Part of: World Environmental and Water Resources Congress 2006: Examining the Confluence of Environmental and Water Concerns
Abstract: Many spillway designs form surface jets that discharge in relatively large reservoirs. It has been often observed that strong liquid entrainment is caused by these surface jets. Velocity measurements at both model and prototype scale for Wanapum Dam, Washington, and at model scale for Brownlee Dam, Idaho, indicate that the jet configuration and strength affect the entrainment. This water entrainment can have important environmental and ecological impacts. In the abovementioned power dams, water coming from the powerhouse is attracted to the spillway, causing beneficial phenomena. The Total Dissolved Gas (TDG) produced in the spillway is diluted with low TDG water coming from the powerhouse. In addition, low Dissolved Oxygen (DO) waters from the powerhouse are rapidly oxygenated by mixing with the aerated spillway discharge. The mechanisms causing this entrainment are poorly understood. Most of the studies found in the literature explain the entrainment with turbulent mixing. Aeration and free-surface instabilities contribute to modify the turbulence structure and have an effect on the entrainment. Standard RANS numerical models fail to predict the degree of entrainment observed experimentally. In this work a study of the entrainment in free surface jets, with the objective of reveal the reasons for the poor performance of RANS solvers in predicting water entrainment, was carried out. A numerical model was developed to resolve the free surface using the commercial code FLUENT. A submerged round jet parallel to the free surface was modeled and the effect of turbulence models was analyzed. Following a brief description of the models, the paper discusses the mechanisms involved in entrainment in spillways by comparing models with available experimental results.

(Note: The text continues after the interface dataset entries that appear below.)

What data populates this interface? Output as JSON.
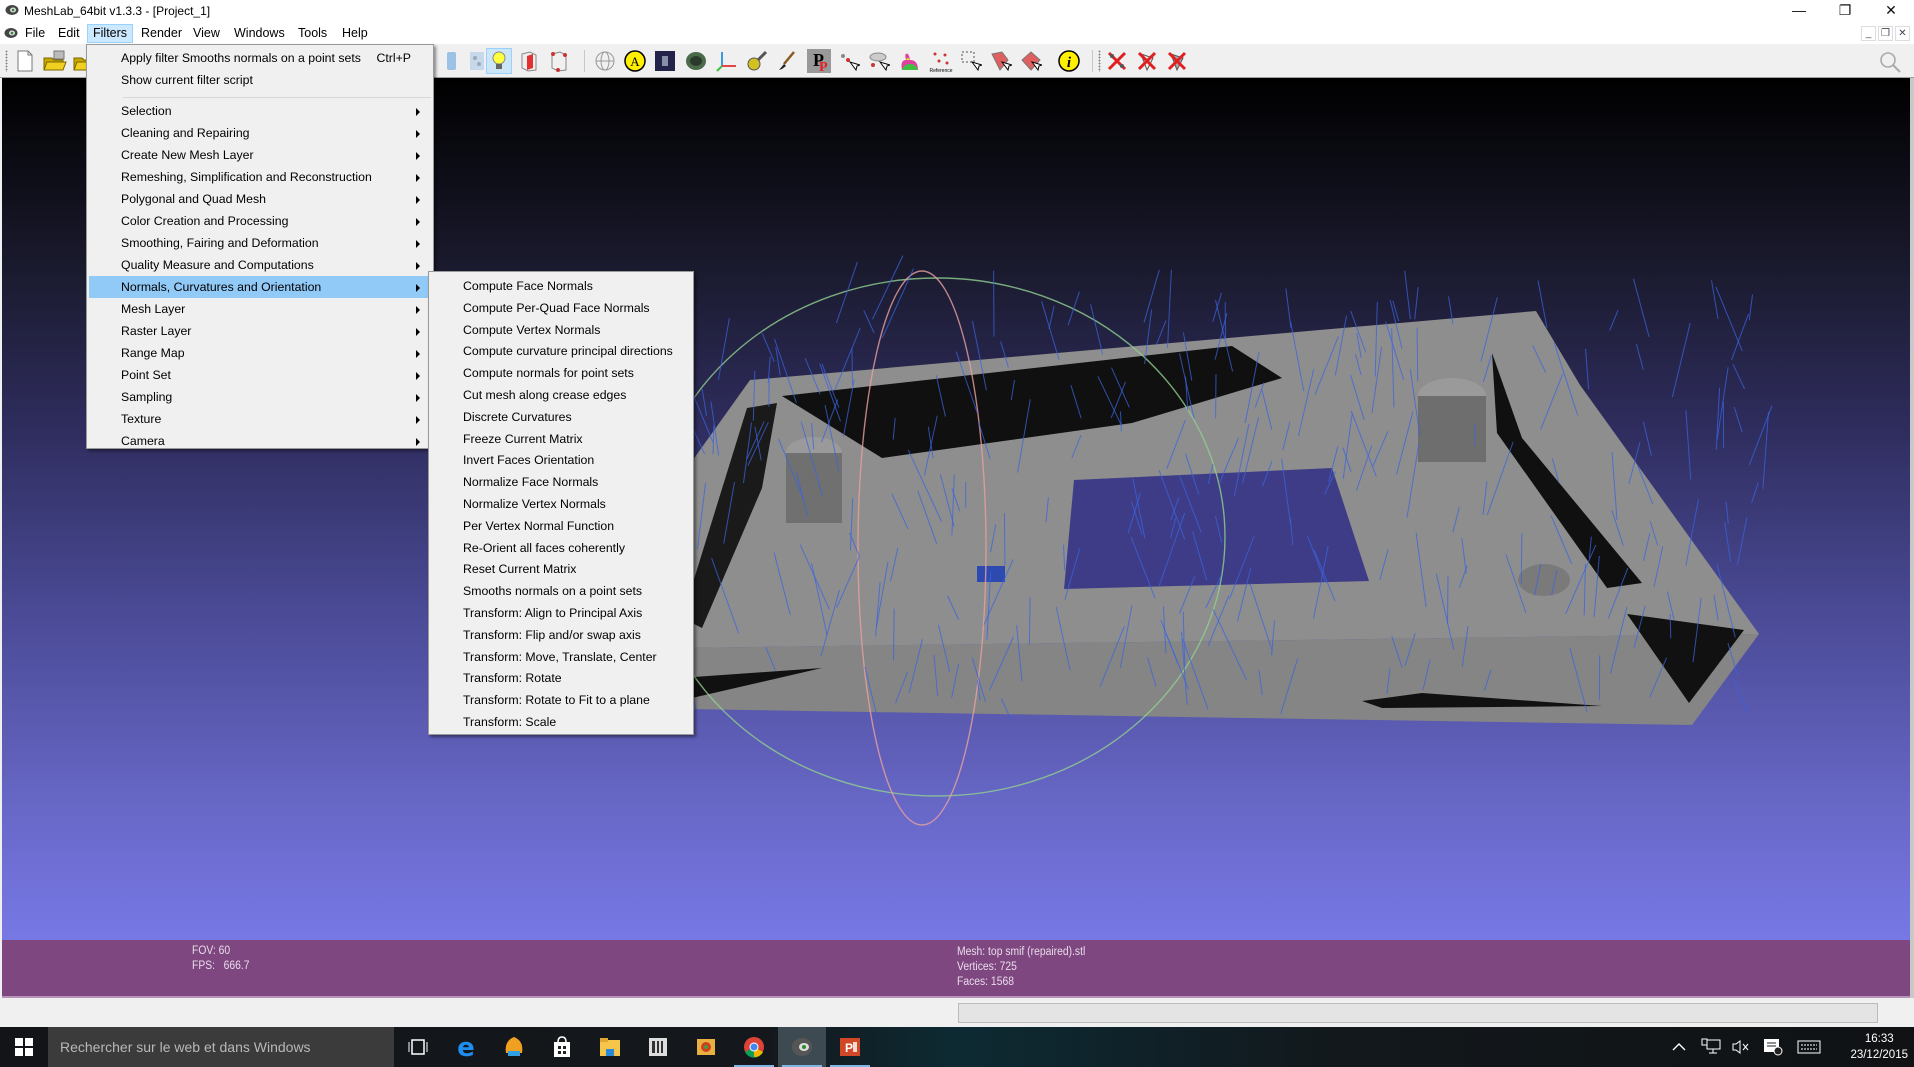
{
  "window": {
    "title": "MeshLab_64bit v1.3.3 - [Project_1]",
    "controls": {
      "minimize": "—",
      "restore": "❐",
      "close": "✕"
    },
    "mdi_controls": {
      "minimize": "_",
      "restore": "❐",
      "close": "✕"
    }
  },
  "menubar": {
    "items": [
      {
        "label": "File"
      },
      {
        "label": "Edit"
      },
      {
        "label": "Filters",
        "active": true
      },
      {
        "label": "Render"
      },
      {
        "label": "View"
      },
      {
        "label": "Windows"
      },
      {
        "label": "Tools"
      },
      {
        "label": "Help"
      }
    ]
  },
  "toolbar": {
    "icons": [
      "new-project-icon",
      "open-project-icon",
      "import-mesh-icon",
      "box-icon",
      "texture-icon",
      "light-bulb-icon",
      "backface-icon",
      "selected-faces-icon",
      "trackball-icon",
      "annotation-a-icon",
      "raster-icon",
      "mesh-icon",
      "axis-icon",
      "measure-tape-icon",
      "paint-brush-icon",
      "pick-points-icon",
      "select-vertices-icon",
      "select-connected-icon",
      "color-bunny-icon",
      "reference-icon",
      "select-area-icon",
      "delete-faces-icon",
      "edit-faces-icon",
      "info-icon",
      "delete-selected-vertices-icon",
      "delete-selected-faces-icon",
      "delete-selected-all-icon"
    ],
    "light_checked": true,
    "reference_label": "Reference"
  },
  "filters_menu": {
    "top_items": [
      {
        "label": "Apply filter Smooths normals on a point sets",
        "shortcut": "Ctrl+P"
      },
      {
        "label": "Show current filter script"
      }
    ],
    "submenus": [
      {
        "label": "Selection"
      },
      {
        "label": "Cleaning and Repairing"
      },
      {
        "label": "Create New Mesh Layer"
      },
      {
        "label": "Remeshing, Simplification and Reconstruction"
      },
      {
        "label": "Polygonal and Quad Mesh"
      },
      {
        "label": "Color Creation and Processing"
      },
      {
        "label": "Smoothing, Fairing and Deformation"
      },
      {
        "label": "Quality Measure and Computations"
      },
      {
        "label": "Normals, Curvatures and Orientation",
        "highlighted": true
      },
      {
        "label": "Mesh Layer"
      },
      {
        "label": "Raster Layer"
      },
      {
        "label": "Range Map"
      },
      {
        "label": "Point Set"
      },
      {
        "label": "Sampling"
      },
      {
        "label": "Texture"
      },
      {
        "label": "Camera"
      }
    ]
  },
  "normals_submenu": {
    "items": [
      "Compute Face Normals",
      "Compute Per-Quad Face Normals",
      "Compute Vertex Normals",
      "Compute curvature principal directions",
      "Compute normals for point sets",
      "Cut mesh along crease edges",
      "Discrete Curvatures",
      "Freeze Current Matrix",
      "Invert Faces Orientation",
      "Normalize Face Normals",
      "Normalize Vertex Normals",
      "Per Vertex Normal Function",
      "Re-Orient all faces coherently",
      "Reset Current Matrix",
      "Smooths normals on a point sets",
      "Transform: Align to Principal Axis",
      "Transform: Flip and/or swap axis",
      "Transform: Move, Translate, Center",
      "Transform: Rotate",
      "Transform: Rotate to Fit to a plane",
      "Transform: Scale"
    ]
  },
  "info": {
    "fov": "FOV: 60",
    "fps": "FPS:   666.7",
    "mesh": "Mesh: top smif (repaired).stl",
    "vertices": "Vertices: 725",
    "faces": "Faces: 1568"
  },
  "colors": {
    "info_bar": "#7f4780",
    "menu_highlight": "#91c9f7",
    "mesh_gray": "#8c8c8c",
    "normals_blue": "#3a64e0"
  },
  "taskbar": {
    "search_placeholder": "Rechercher sur le web et dans Windows",
    "apps": [
      "task-view-icon",
      "edge-icon",
      "shell-app-icon",
      "store-icon",
      "file-explorer-icon",
      "office-lens-icon",
      "photo-app-icon",
      "chrome-icon",
      "meshlab-icon",
      "powerpoint-icon"
    ],
    "time": "16:33",
    "date": "23/12/2015"
  }
}
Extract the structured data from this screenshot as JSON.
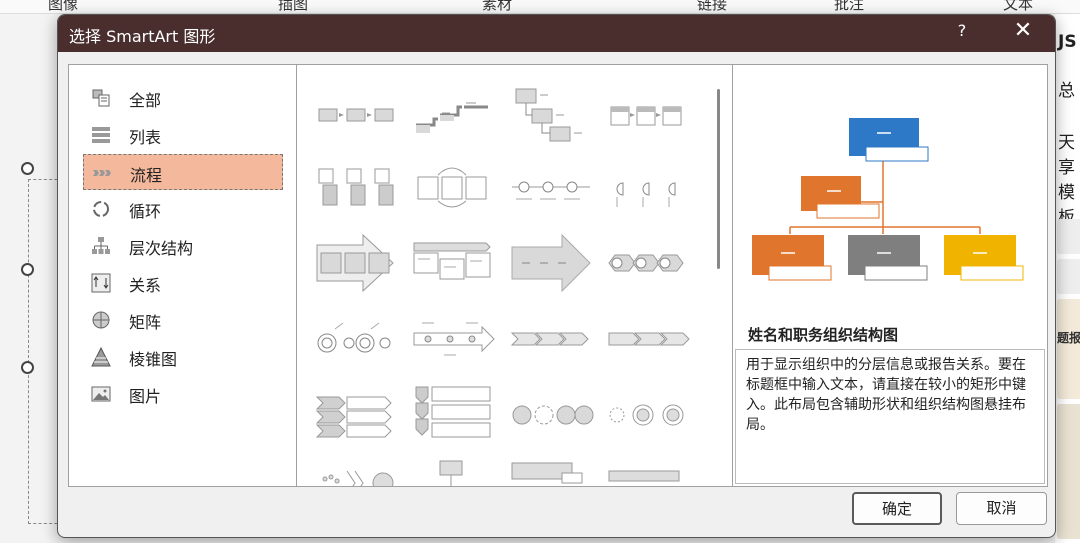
{
  "ribbon": {
    "tabs": [
      "图像",
      "插图",
      "素材",
      "链接",
      "批注",
      "文本"
    ]
  },
  "side_panel": {
    "t1": "JS",
    "t2": "总",
    "t3": "天享",
    "t4": "模板",
    "t5": "题报"
  },
  "dialog": {
    "title": "选择 SmartArt 图形",
    "help": "?",
    "close": "✕",
    "categories": [
      {
        "label": "全部",
        "icon": "all-icon"
      },
      {
        "label": "列表",
        "icon": "list-icon"
      },
      {
        "label": "流程",
        "icon": "process-icon",
        "selected": true
      },
      {
        "label": "循环",
        "icon": "cycle-icon"
      },
      {
        "label": "层次结构",
        "icon": "hierarchy-icon"
      },
      {
        "label": "关系",
        "icon": "relationship-icon"
      },
      {
        "label": "矩阵",
        "icon": "matrix-icon"
      },
      {
        "label": "棱锥图",
        "icon": "pyramid-icon"
      },
      {
        "label": "图片",
        "icon": "picture-icon"
      }
    ],
    "preview": {
      "name": "姓名和职务组织结构图",
      "description": "用于显示组织中的分层信息或报告关系。要在标题框中输入文本，请直接在较小的矩形中键入。此布局包含辅助形状和组织结构图悬挂布局。"
    },
    "ok_label": "确定",
    "cancel_label": "取消",
    "colors": {
      "titlebar": "#4a2e2e",
      "selected": "#f4b89c",
      "blue": "#2e78c8",
      "orange": "#e0752e",
      "gray": "#7f7f7f",
      "yellow": "#f0b400"
    }
  }
}
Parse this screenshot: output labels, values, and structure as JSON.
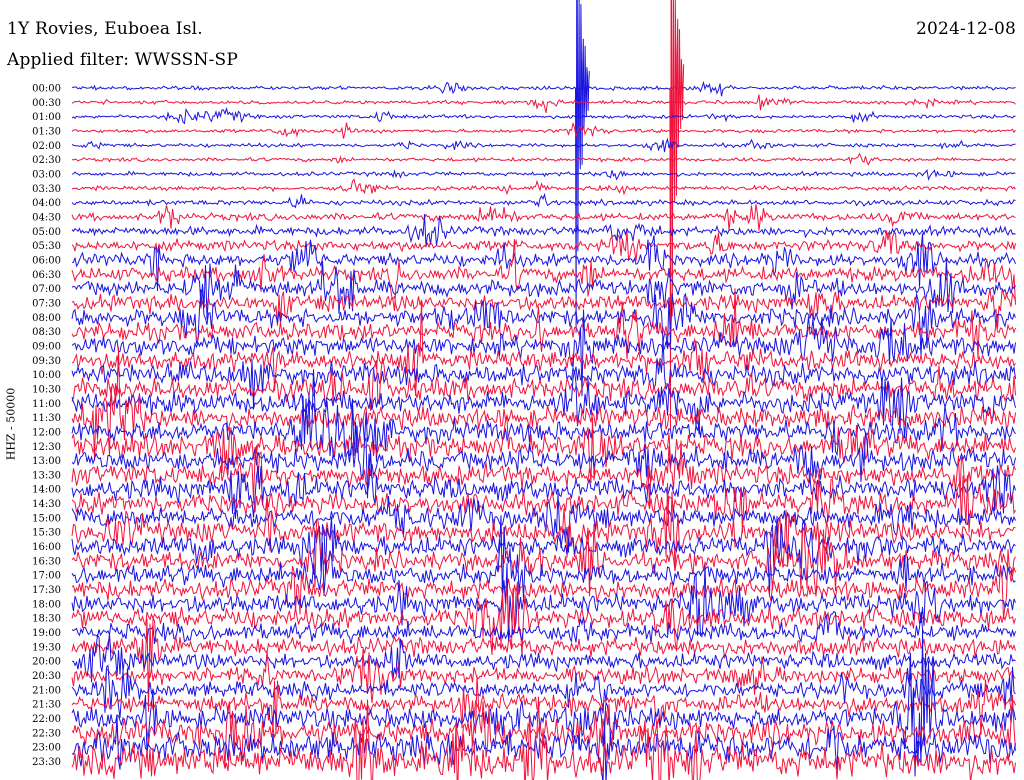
{
  "header": {
    "station": "1Y Rovies, Euboea Isl.",
    "date": "2024-12-08",
    "filter": "Applied filter: WWSSN-SP"
  },
  "channel_label": "HHZ - 50000",
  "colors": {
    "trace_even": "#1a14e0",
    "trace_odd": "#f0143c",
    "background": "#ffffff",
    "text": "#000000"
  },
  "chart_data": {
    "type": "line",
    "variant": "helicorder",
    "rows": [
      "00:00",
      "00:30",
      "01:00",
      "01:30",
      "02:00",
      "02:30",
      "03:00",
      "03:30",
      "04:00",
      "04:30",
      "05:00",
      "05:30",
      "06:00",
      "06:30",
      "07:00",
      "07:30",
      "08:00",
      "08:30",
      "09:00",
      "09:30",
      "10:00",
      "10:30",
      "11:00",
      "11:30",
      "12:00",
      "12:30",
      "13:00",
      "13:30",
      "14:00",
      "14:30",
      "15:00",
      "15:30",
      "16:00",
      "16:30",
      "17:00",
      "17:30",
      "18:00",
      "18:30",
      "19:00",
      "19:30",
      "20:00",
      "20:30",
      "21:00",
      "21:30",
      "22:00",
      "22:30",
      "23:00",
      "23:30"
    ],
    "row_minutes": 30,
    "relative_noise_amplitude": [
      1,
      1,
      1,
      1,
      1,
      1,
      1.1,
      1.2,
      1.5,
      2,
      2.5,
      3,
      3.5,
      4,
      4.5,
      4.5,
      5,
      5,
      5.5,
      5.5,
      6,
      6,
      6,
      6,
      6,
      6,
      6,
      6,
      6,
      6,
      6,
      6,
      5.5,
      5.5,
      5.5,
      5.5,
      5.5,
      5.5,
      5,
      5,
      4.5,
      4.5,
      4.5,
      5,
      6,
      7,
      8,
      9
    ],
    "events": [
      {
        "row": "00:00",
        "minute": 16,
        "relative_amplitude": 30
      },
      {
        "row": "00:00",
        "minute": 19,
        "relative_amplitude": 42
      }
    ]
  }
}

ASCE Subject Headings:
Spillways
Mixing
Entrainment
Water discharge